EXERCISE AIM: Your output must hold every entry exactly as written and none of the pictures.

PROVIDED RECORDS:

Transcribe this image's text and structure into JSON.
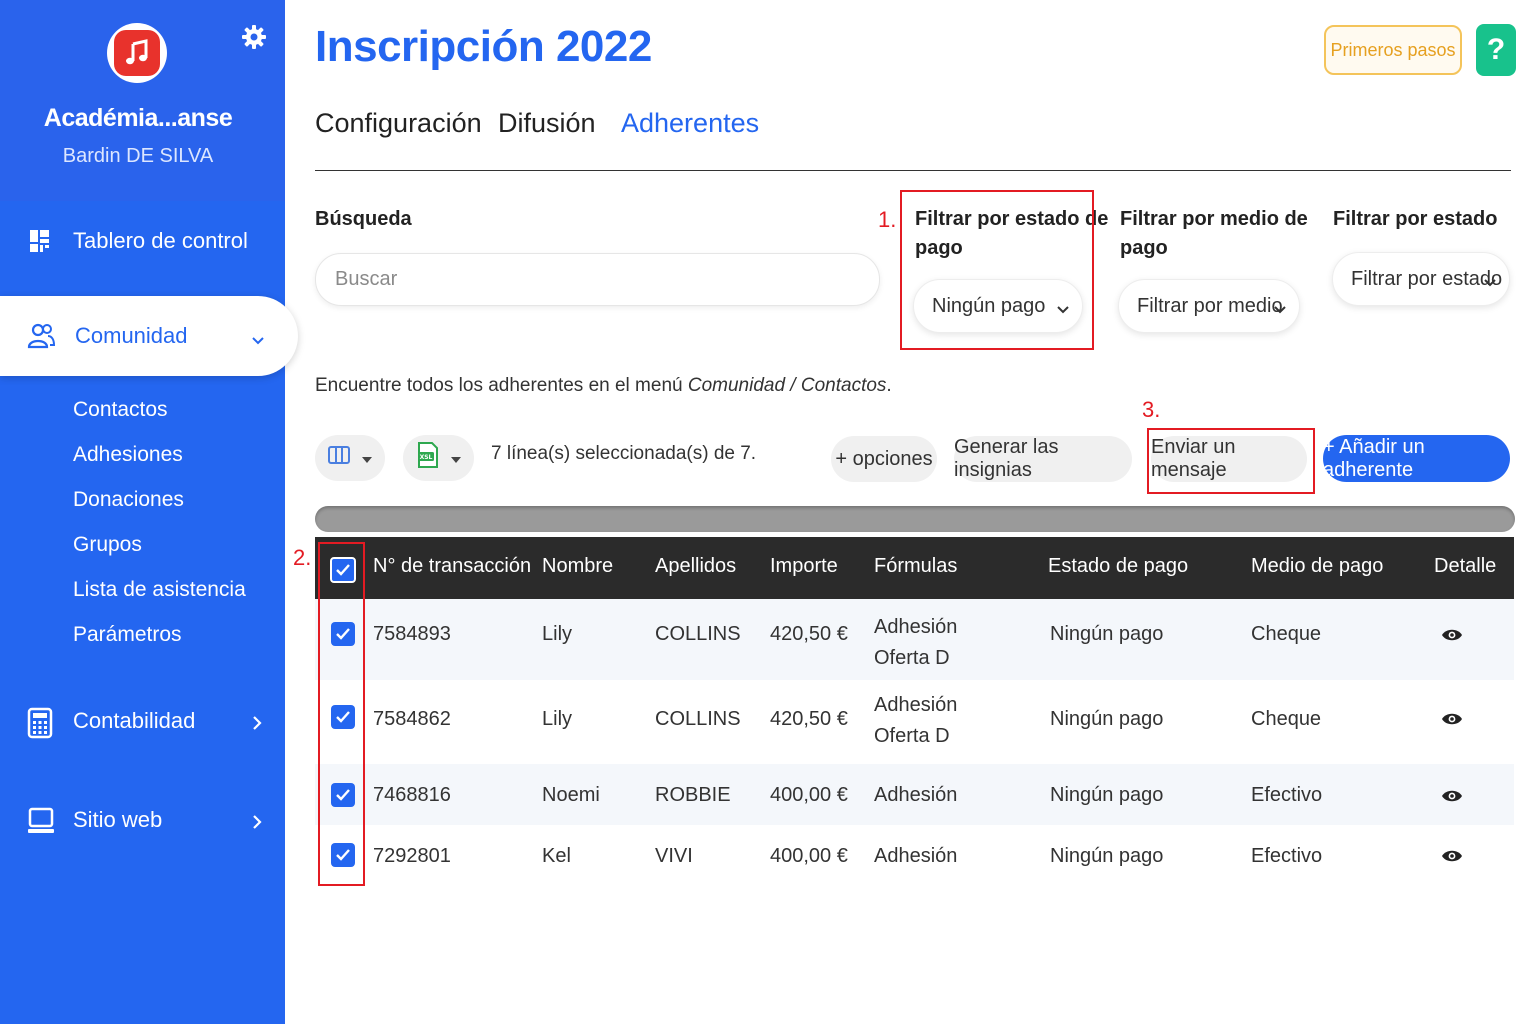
{
  "sidebar": {
    "org_name": "Académia...anse",
    "user_name": "Bardin DE SILVA",
    "nav": {
      "dashboard": "Tablero de control",
      "community": "Comunidad",
      "accounting": "Contabilidad",
      "website": "Sitio web"
    },
    "sub_items": [
      "Contactos",
      "Adhesiones",
      "Donaciones",
      "Grupos",
      "Lista de asistencia",
      "Parámetros"
    ]
  },
  "header": {
    "title": "Inscripción 2022",
    "first_steps_label": "Primeros pasos",
    "help_label": "?"
  },
  "tabs": [
    "Configuración",
    "Difusión",
    "Adherentes"
  ],
  "filters": {
    "search_label": "Búsqueda",
    "search_placeholder": "Buscar",
    "payment_status_label_1": "Filtrar por estado de",
    "payment_status_label_2": "pago",
    "payment_status_value": "Ningún pago",
    "payment_method_label_1": "Filtrar por medio de",
    "payment_method_label_2": "pago",
    "payment_method_value": "Filtrar por medio",
    "status_label": "Filtrar por estado",
    "status_value": "Filtrar por estado"
  },
  "info": {
    "prefix": "Encuentre todos los adherentes en el menú ",
    "menu_path": "Comunidad / Contactos",
    "suffix": "."
  },
  "toolbar": {
    "selection_text": "7 línea(s) seleccionada(s) de 7.",
    "more_options": "+ opciones",
    "badges": "Generar las insignias",
    "send_message": "Enviar un mensaje",
    "add_member": "+ Añadir un adherente",
    "export_icon_text": "XSL"
  },
  "annotations": [
    "1.",
    "2.",
    "3."
  ],
  "table": {
    "headers": [
      "N° de transacción",
      "Nombre",
      "Apellidos",
      "Importe",
      "Fórmulas",
      "Estado de pago",
      "Medio de pago",
      "Detalle"
    ],
    "rows": [
      {
        "id": "7584893",
        "first": "Lily",
        "last": "COLLINS",
        "amount": "420,50 €",
        "formula_1": "Adhesión",
        "formula_2": "Oferta D",
        "status": "Ningún pago",
        "method": "Cheque"
      },
      {
        "id": "7584862",
        "first": "Lily",
        "last": "COLLINS",
        "amount": "420,50 €",
        "formula_1": "Adhesión",
        "formula_2": "Oferta D",
        "status": "Ningún pago",
        "method": "Cheque"
      },
      {
        "id": "7468816",
        "first": "Noemi",
        "last": "ROBBIE",
        "amount": "400,00 €",
        "formula_1": "Adhesión",
        "formula_2": "",
        "status": "Ningún pago",
        "method": "Efectivo"
      },
      {
        "id": "7292801",
        "first": "Kel",
        "last": "VIVI",
        "amount": "400,00 €",
        "formula_1": "Adhesión",
        "formula_2": "",
        "status": "Ningún pago",
        "method": "Efectivo"
      }
    ]
  },
  "colors": {
    "brand_blue": "#2466f0",
    "highlight_red": "#e31b23",
    "help_green": "#18c28c",
    "first_steps_orange": "#e6a020"
  }
}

EXERCISE SOLUTION:
Transcribe this image's text and structure into JSON.
{
  "sidebar": {
    "org_name": "Académia...anse",
    "user_name": "Bardin DE SILVA",
    "nav": {
      "dashboard": "Tablero de control",
      "community": "Comunidad",
      "accounting": "Contabilidad",
      "website": "Sitio web"
    },
    "sub_items": [
      "Contactos",
      "Adhesiones",
      "Donaciones",
      "Grupos",
      "Lista de asistencia",
      "Parámetros"
    ]
  },
  "header": {
    "title": "Inscripción 2022",
    "first_steps_label": "Primeros pasos",
    "help_label": "?"
  },
  "tabs": [
    "Configuración",
    "Difusión",
    "Adherentes"
  ],
  "filters": {
    "search_label": "Búsqueda",
    "search_placeholder": "Buscar",
    "payment_status_label_1": "Filtrar por estado de",
    "payment_status_label_2": "pago",
    "payment_status_value": "Ningún pago",
    "payment_method_label_1": "Filtrar por medio de",
    "payment_method_label_2": "pago",
    "payment_method_value": "Filtrar por medio",
    "status_label": "Filtrar por estado",
    "status_value": "Filtrar por estado"
  },
  "info": {
    "prefix": "Encuentre todos los adherentes en el menú ",
    "menu_path": "Comunidad / Contactos",
    "suffix": "."
  },
  "toolbar": {
    "selection_text": "7 línea(s) seleccionada(s) de 7.",
    "more_options": "+ opciones",
    "badges": "Generar las insignias",
    "send_message": "Enviar un mensaje",
    "add_member": "+ Añadir un adherente",
    "export_icon_text": "XSL"
  },
  "annotations": [
    "1.",
    "2.",
    "3."
  ],
  "table": {
    "headers": [
      "N° de transacción",
      "Nombre",
      "Apellidos",
      "Importe",
      "Fórmulas",
      "Estado de pago",
      "Medio de pago",
      "Detalle"
    ],
    "rows": [
      {
        "id": "7584893",
        "first": "Lily",
        "last": "COLLINS",
        "amount": "420,50 €",
        "formula_1": "Adhesión",
        "formula_2": "Oferta D",
        "status": "Ningún pago",
        "method": "Cheque"
      },
      {
        "id": "7584862",
        "first": "Lily",
        "last": "COLLINS",
        "amount": "420,50 €",
        "formula_1": "Adhesión",
        "formula_2": "Oferta D",
        "status": "Ningún pago",
        "method": "Cheque"
      },
      {
        "id": "7468816",
        "first": "Noemi",
        "last": "ROBBIE",
        "amount": "400,00 €",
        "formula_1": "Adhesión",
        "formula_2": "",
        "status": "Ningún pago",
        "method": "Efectivo"
      },
      {
        "id": "7292801",
        "first": "Kel",
        "last": "VIVI",
        "amount": "400,00 €",
        "formula_1": "Adhesión",
        "formula_2": "",
        "status": "Ningún pago",
        "method": "Efectivo"
      }
    ]
  },
  "colors": {
    "brand_blue": "#2466f0",
    "highlight_red": "#e31b23",
    "help_green": "#18c28c",
    "first_steps_orange": "#e6a020"
  }
}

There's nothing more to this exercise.